Barger-LK; Lockley-SW; Rajaratnam-SM; Landrigan-CP
Curr Neurol Neurosci Rep 2009 Mar; 9(2):155-164
Almost 15% of the full-time workers in the United States are shift workers. We review the physiologic challenges inherent not only in traditional night or rotating shifts but also in extended-duration shifts and other nonstandard hours. The challenging schedules of those in particularly safety-sensitive professions such as police officers, firefighters, and health care providers are highlighted. Recent findings describing the neurobehavioral, health, and safety outcomes associated with shift work also are reviewed. Comprehensive fatigue management programs that include education, screening for common sleep disorders, and appropriate interventions need to be developed to minimize these negative consequences associated with shift work.
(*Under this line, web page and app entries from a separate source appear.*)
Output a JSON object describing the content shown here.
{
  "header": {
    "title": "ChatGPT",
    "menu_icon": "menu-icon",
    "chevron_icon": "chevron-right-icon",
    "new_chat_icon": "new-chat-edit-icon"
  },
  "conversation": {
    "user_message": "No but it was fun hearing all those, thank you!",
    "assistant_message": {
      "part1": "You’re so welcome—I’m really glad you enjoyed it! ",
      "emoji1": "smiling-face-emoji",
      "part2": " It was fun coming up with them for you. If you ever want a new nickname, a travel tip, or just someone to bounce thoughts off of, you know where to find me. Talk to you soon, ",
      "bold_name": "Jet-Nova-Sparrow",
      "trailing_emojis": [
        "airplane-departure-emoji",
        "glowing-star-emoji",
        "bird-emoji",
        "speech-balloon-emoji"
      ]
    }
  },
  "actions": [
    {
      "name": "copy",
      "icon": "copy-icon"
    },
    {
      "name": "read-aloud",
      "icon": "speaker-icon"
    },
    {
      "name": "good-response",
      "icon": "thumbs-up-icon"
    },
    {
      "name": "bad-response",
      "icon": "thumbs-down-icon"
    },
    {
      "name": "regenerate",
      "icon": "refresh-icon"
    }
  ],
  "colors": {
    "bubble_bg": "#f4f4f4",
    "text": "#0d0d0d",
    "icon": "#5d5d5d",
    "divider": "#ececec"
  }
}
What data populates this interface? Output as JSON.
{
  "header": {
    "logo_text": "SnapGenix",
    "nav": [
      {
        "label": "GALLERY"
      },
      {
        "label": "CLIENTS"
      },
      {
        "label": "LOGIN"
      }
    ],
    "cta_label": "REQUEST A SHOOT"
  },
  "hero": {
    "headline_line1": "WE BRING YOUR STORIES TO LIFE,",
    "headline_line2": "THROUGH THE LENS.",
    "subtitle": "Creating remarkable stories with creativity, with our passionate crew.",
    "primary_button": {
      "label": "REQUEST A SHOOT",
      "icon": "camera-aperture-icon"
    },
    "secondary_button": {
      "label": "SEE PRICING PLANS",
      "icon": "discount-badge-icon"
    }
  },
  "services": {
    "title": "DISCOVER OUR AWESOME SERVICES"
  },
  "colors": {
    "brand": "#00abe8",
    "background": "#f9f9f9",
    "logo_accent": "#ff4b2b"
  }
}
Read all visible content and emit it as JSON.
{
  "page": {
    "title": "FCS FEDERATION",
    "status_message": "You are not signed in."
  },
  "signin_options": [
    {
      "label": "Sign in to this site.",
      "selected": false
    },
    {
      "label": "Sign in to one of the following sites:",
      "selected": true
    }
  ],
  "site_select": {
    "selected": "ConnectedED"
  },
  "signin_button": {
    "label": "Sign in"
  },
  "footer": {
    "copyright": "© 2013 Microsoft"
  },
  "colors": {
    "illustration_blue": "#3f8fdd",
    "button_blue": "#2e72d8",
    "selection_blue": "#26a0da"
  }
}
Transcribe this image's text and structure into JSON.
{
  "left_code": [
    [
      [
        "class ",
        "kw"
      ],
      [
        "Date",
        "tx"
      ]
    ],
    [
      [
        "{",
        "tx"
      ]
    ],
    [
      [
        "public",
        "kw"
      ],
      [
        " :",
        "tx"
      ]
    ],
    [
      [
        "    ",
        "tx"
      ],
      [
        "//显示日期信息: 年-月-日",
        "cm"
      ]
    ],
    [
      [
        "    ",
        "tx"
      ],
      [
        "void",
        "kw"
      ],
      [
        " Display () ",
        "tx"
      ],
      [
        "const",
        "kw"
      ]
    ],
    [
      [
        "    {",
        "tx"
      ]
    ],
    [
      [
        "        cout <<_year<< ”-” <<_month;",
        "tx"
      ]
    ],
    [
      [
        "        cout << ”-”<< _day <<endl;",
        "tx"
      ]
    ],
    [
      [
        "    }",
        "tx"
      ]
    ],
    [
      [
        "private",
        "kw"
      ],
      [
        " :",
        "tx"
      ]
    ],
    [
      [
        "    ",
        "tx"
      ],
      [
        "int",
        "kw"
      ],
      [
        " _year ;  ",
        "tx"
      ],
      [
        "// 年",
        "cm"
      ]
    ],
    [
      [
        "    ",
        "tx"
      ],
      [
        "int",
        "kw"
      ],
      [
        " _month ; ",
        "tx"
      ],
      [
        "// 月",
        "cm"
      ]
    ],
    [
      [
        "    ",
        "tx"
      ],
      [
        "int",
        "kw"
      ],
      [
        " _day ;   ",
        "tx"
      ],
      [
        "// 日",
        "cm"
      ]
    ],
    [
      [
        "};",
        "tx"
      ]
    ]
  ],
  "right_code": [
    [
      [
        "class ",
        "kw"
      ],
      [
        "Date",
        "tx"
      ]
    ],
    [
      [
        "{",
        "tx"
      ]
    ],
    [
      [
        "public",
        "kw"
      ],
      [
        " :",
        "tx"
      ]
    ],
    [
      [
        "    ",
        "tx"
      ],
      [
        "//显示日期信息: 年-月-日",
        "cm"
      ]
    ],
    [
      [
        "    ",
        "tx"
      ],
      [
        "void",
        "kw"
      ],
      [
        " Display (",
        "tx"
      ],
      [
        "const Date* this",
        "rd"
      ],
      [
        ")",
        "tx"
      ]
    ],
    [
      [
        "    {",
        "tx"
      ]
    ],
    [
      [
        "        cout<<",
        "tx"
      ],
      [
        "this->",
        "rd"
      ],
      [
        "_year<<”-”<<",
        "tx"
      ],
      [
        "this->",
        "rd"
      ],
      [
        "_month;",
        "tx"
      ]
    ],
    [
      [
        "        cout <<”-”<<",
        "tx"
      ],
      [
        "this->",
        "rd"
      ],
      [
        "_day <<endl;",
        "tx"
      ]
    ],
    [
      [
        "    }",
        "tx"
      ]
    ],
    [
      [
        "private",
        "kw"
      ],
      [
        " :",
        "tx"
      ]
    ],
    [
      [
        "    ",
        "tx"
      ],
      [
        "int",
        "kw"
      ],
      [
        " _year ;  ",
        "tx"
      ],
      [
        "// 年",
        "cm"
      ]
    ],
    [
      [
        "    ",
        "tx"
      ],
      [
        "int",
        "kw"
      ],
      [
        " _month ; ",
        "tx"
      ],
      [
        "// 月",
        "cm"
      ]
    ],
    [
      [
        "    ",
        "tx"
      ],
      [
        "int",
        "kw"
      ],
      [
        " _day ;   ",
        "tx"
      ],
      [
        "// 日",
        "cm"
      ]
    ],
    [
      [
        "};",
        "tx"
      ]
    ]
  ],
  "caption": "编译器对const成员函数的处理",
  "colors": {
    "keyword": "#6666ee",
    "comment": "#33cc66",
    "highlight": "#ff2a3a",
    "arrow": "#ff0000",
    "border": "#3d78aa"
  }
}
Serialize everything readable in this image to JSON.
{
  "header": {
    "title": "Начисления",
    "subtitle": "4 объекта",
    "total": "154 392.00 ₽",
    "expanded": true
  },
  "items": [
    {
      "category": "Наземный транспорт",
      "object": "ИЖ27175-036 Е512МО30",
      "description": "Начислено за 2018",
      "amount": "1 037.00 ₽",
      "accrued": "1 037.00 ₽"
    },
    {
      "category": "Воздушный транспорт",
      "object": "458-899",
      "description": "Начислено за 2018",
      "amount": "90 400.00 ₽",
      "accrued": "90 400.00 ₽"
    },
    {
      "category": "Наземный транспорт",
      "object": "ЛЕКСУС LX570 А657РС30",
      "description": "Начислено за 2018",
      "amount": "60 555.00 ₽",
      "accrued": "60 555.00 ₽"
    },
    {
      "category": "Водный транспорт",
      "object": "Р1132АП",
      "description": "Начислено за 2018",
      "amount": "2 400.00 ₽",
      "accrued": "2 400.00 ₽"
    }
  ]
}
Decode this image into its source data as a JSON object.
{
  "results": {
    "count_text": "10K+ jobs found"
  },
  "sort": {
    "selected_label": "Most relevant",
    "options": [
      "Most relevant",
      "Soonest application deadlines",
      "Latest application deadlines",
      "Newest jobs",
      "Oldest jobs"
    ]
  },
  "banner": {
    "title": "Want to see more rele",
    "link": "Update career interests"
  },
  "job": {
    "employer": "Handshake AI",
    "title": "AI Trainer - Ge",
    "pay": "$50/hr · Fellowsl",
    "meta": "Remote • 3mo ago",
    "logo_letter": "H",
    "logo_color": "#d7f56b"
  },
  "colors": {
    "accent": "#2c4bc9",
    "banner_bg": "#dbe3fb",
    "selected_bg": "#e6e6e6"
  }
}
Behavior; Behavioral-disorders; Circadian-rhythms; Epidemiology; Health-hazards; Health-surveys; Neurological-reactions; Physiological-factors; Physiological-response; Physiological-fatigue; Risk-factors; Statistical-analysis; Safety-measures; Sleep-deprivation; Sleep-disorders; Shift-workers; Shift-work; Workplace-studies; Work-performance; Work-environment; Work-practices; Work-operations
Division of Sleep Medicine, Brigham and Women's Hospital, 221 Longwood Avenue, Boston, MA 02115
Issue of Publication
Current Neurology and Neuroscience Reports
Brigham and Women's Hospital - Boston, Massachusetts
Page last reviewed: March 11, 2019
Content source: National Institute for Occupational Safety and Health Education and Information Division